The truth is, much of how self defense is taught, where people always seem to win the fight with their physical techniques, is likely a sure fire way to lose the fight to begin with.


Just because you may be physically losing at one point in an altercation, doesn’t mean you cannot come back and win. What will turn the tide is likely not going to be your physical technique in the moment (after all in that moment you losing physically anyway) but rather, what you say to yourself in that moment and how it in turn primes your body, or what you have drilled in moments cognitively when you are losing a fight, that will likely turn the tide!

One of the things that I am big on when teaching my own students to win in interpersonal violence, is to focus more on how they are engaging mentally with the training, than physically.
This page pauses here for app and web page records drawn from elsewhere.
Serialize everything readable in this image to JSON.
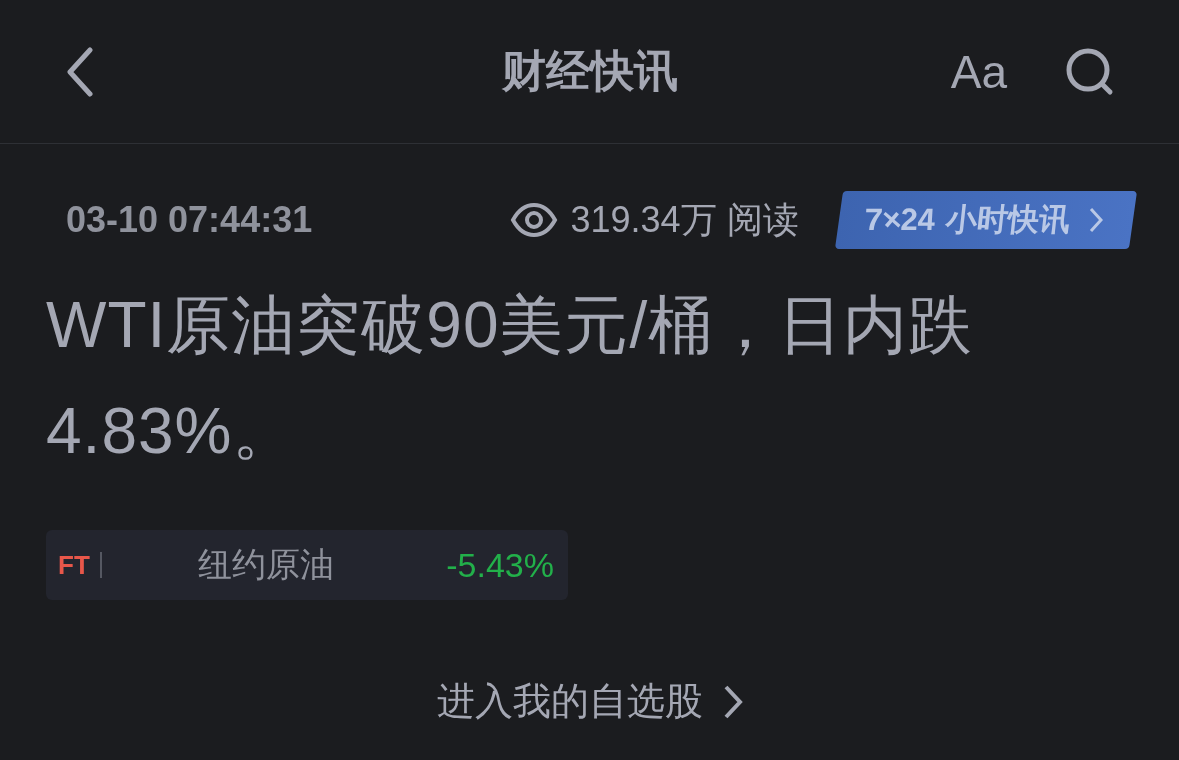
{
  "header": {
    "title": "财经快讯",
    "font_button": "Aa"
  },
  "news": {
    "time": "03-10 07:44:31",
    "reads": "319.34万 阅读",
    "channel": "7×24 小时快讯",
    "headline": "WTI原油突破90美元/桶，日内跌4.83%。"
  },
  "stock": {
    "source": "FT",
    "name": "纽约原油",
    "change": "-5.43%"
  },
  "watchlist_link": "进入我的自选股"
}
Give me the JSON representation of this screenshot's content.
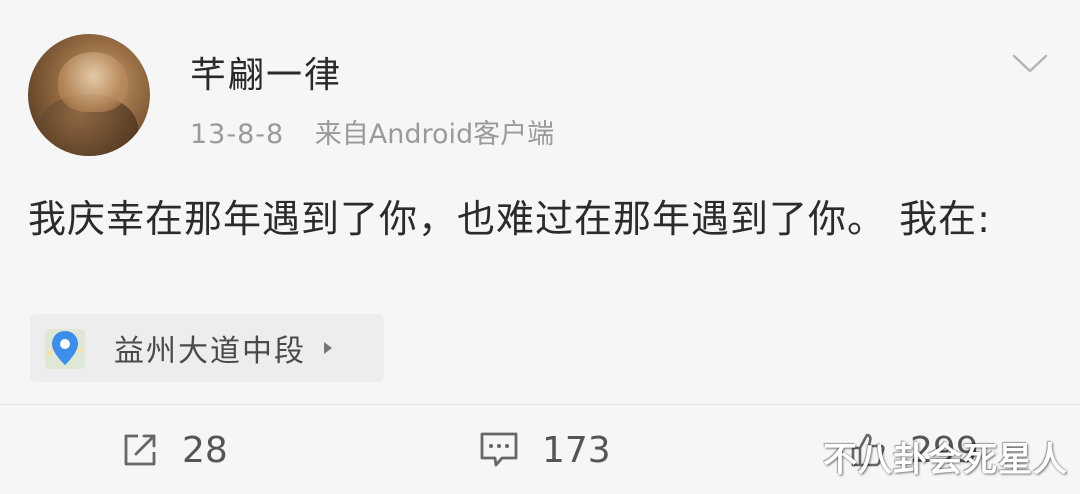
{
  "post": {
    "username": "芊翩一律",
    "date": "13-8-8",
    "source": "来自Android客户端",
    "content": "我庆幸在那年遇到了你，也难过在那年遇到了你。 我在:",
    "location": "益州大道中段"
  },
  "actions": {
    "repost_count": "28",
    "comment_count": "173",
    "like_count": "299"
  },
  "watermark": "不八卦会死星人",
  "icons": {
    "menu": "chevron-down-icon",
    "location": "location-pin-icon",
    "repost": "repost-icon",
    "comment": "comment-icon",
    "like": "thumbs-up-icon"
  },
  "colors": {
    "background": "#f6f6f6",
    "pin": "#3d8eea",
    "meta_text": "#9a9a9a"
  }
}
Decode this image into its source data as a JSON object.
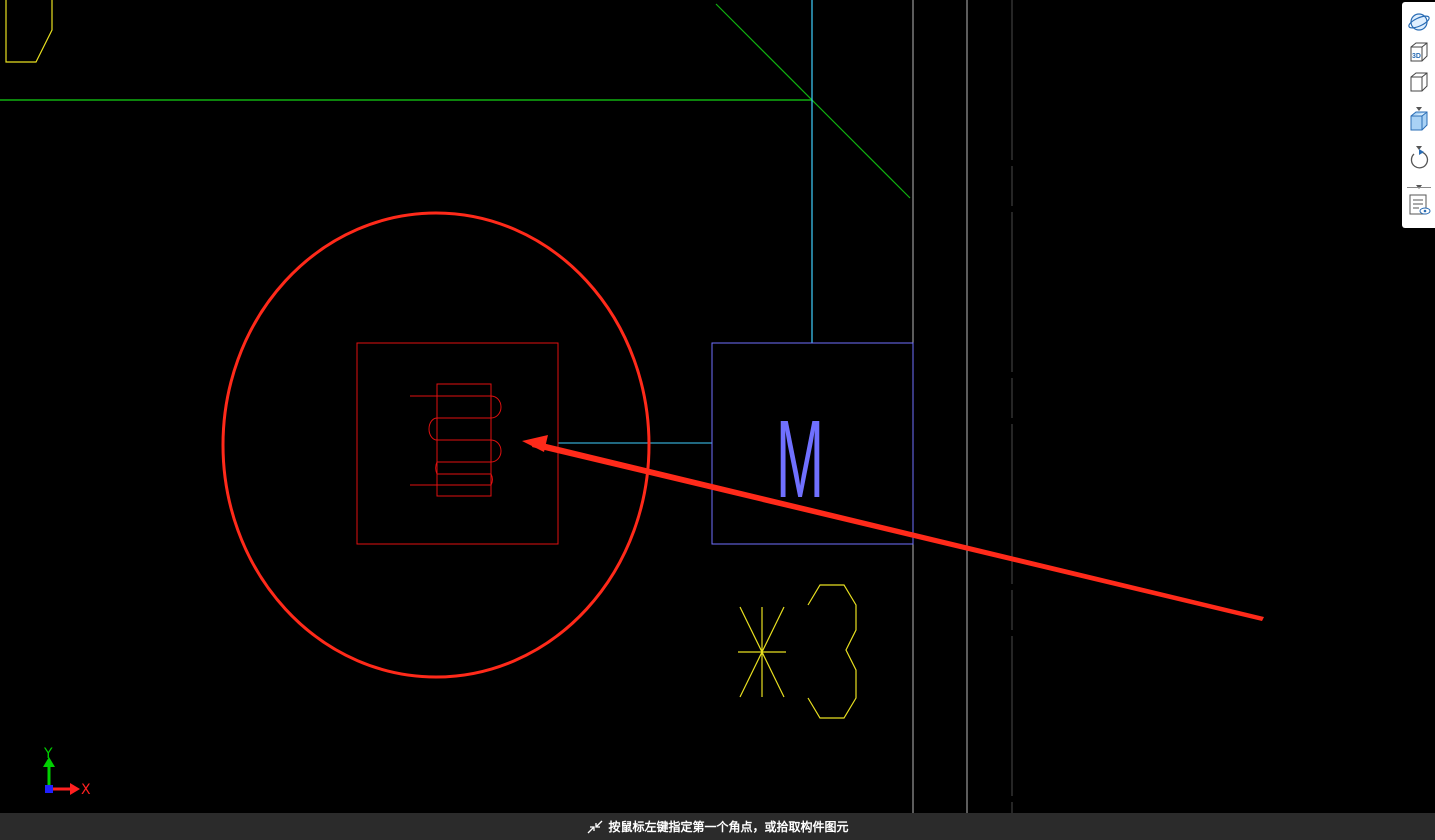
{
  "colors": {
    "background": "#000000",
    "status_bg": "#2b2b2b",
    "annotation_red": "#ff2a1a",
    "cad_red": "#e01010",
    "cad_blue": "#7070ff",
    "cad_cyan": "#40d0ff",
    "cad_green": "#10b010",
    "cad_yellow": "#e8e020",
    "cad_grey": "#b8b8b8"
  },
  "canvas": {
    "motor_label": "M",
    "ucs": {
      "y_label": "Y",
      "x_label": "X"
    }
  },
  "toolbar": {
    "buttons": [
      {
        "name": "orbit-button",
        "icon": "orbit-icon"
      },
      {
        "name": "3d-view-button",
        "icon": "cube-3d-icon",
        "label": "3D"
      },
      {
        "name": "view-cube-button",
        "icon": "cube-outline-icon"
      },
      {
        "name": "shaded-cube-button",
        "icon": "cube-shaded-icon"
      },
      {
        "name": "rotate-button",
        "icon": "rotate-icon"
      },
      {
        "name": "layer-list-button",
        "icon": "list-eye-icon"
      }
    ]
  },
  "statusbar": {
    "icon": "pick-corner-icon",
    "text": "按鼠标左键指定第一个角点，或拾取构件图元"
  }
}
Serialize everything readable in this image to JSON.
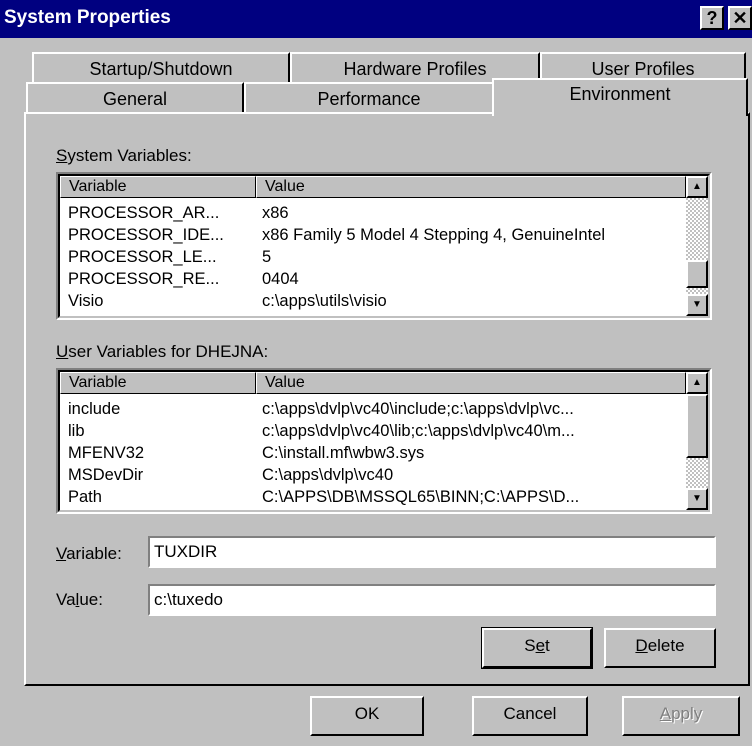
{
  "window": {
    "title": "System Properties",
    "help_label": "?",
    "close_label": "✕"
  },
  "tabs": {
    "row1": [
      "Startup/Shutdown",
      "Hardware Profiles",
      "User Profiles"
    ],
    "row2": [
      "General",
      "Performance",
      "Environment"
    ]
  },
  "system_vars": {
    "label_mnemonic": "S",
    "label_rest": "ystem Variables:",
    "col_variable": "Variable",
    "col_value": "Value",
    "rows": [
      {
        "var": "PROCESSOR_AR...",
        "val": "x86"
      },
      {
        "var": "PROCESSOR_IDE...",
        "val": "x86 Family 5 Model 4 Stepping 4, GenuineIntel"
      },
      {
        "var": "PROCESSOR_LE...",
        "val": "5"
      },
      {
        "var": "PROCESSOR_RE...",
        "val": "0404"
      },
      {
        "var": "Visio",
        "val": "c:\\apps\\utils\\visio"
      }
    ]
  },
  "user_vars": {
    "label_mnemonic": "U",
    "label_rest": "ser Variables for DHEJNA:",
    "col_variable": "Variable",
    "col_value": "Value",
    "rows": [
      {
        "var": "include",
        "val": "c:\\apps\\dvlp\\vc40\\include;c:\\apps\\dvlp\\vc..."
      },
      {
        "var": "lib",
        "val": "c:\\apps\\dvlp\\vc40\\lib;c:\\apps\\dvlp\\vc40\\m..."
      },
      {
        "var": "MFENV32",
        "val": "C:\\install.mf\\wbw3.sys"
      },
      {
        "var": "MSDevDir",
        "val": "C:\\apps\\dvlp\\vc40"
      },
      {
        "var": "Path",
        "val": "C:\\APPS\\DB\\MSSQL65\\BINN;C:\\APPS\\D..."
      }
    ]
  },
  "fields": {
    "variable_label_mnemonic": "V",
    "variable_label_rest": "ariable:",
    "variable_value": "TUXDIR",
    "value_label_pre": "Va",
    "value_label_mnemonic": "l",
    "value_label_rest": "ue:",
    "value_value": "c:\\tuxedo"
  },
  "buttons": {
    "set_pre": "S",
    "set_mnemonic": "e",
    "set_rest": "t",
    "delete_mnemonic": "D",
    "delete_rest": "elete",
    "ok": "OK",
    "cancel": "Cancel",
    "apply_mnemonic": "A",
    "apply_rest": "pply"
  },
  "icons": {
    "scroll_up": "scroll-up-arrow-icon",
    "scroll_down": "scroll-down-arrow-icon"
  },
  "colors": {
    "titlebar": "#000080",
    "face": "#c0c0c0"
  }
}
I have seen people with crap technique win a fight not because of anything other than their mindset. Coming back to the article title then, No Fear: there’s likely no such thing, at least for normal healthy functioning human beings. Every normal person that encounters a situation where someone wants to physically hurt them will physiologically change in that very moment to deal with that threat. Those physiological changes may be become less pronounced with training, but they will likely never go away. The thing we then call ‘fear,’ is only our way of interpreting those physiological changes into description that makes sense to us, and others who we may want to tell about our experience (or for some, a convenient excuse for failure).

The thing to realize, as mentioned in the beginning of this article, is that those physiological changes are primers to survive violence. They are needed both to survive, but equally to eliminate the threat. What will be hard for some to swallow then is that just because you are feeling a certain way, doesn’t by default mean that it will end up badly. This is why, right now somewhere on the planet a person is being faced with someone who wants to physically hurt them, and they win out, even though they never took a day of martial arts training in their life. That person cognitively reframed that situation and decided “on this day I am not going to fucking die, and you are going to have to kill me to end this.” While all the while, just like anyone else who would be faced with a such a situation, this person who survives has all the physiological changes that someone else would in such a situation, except that other person gave up and this survivor didn’t.

In other words, there is no overcoming ‘fear in the physiological sense’ but there is cognitive interpretive reframing of the ‘fear in the cognitive sense’. So, if you are training with someone who says they will teach you how to survive interpersonal violence, yet spends little or not time with you on your cognitive interpretive reframing of the experience of interpersonal violence, you may be fighting a losing battle. Like it or not, many times, learning how to defend yourself, may make things worse, not better.

As a parting note, imagine since childhood fear was defined differently, not as something bad to avoid at all costs, but rather needed to achieve success in anything. How would the world look then?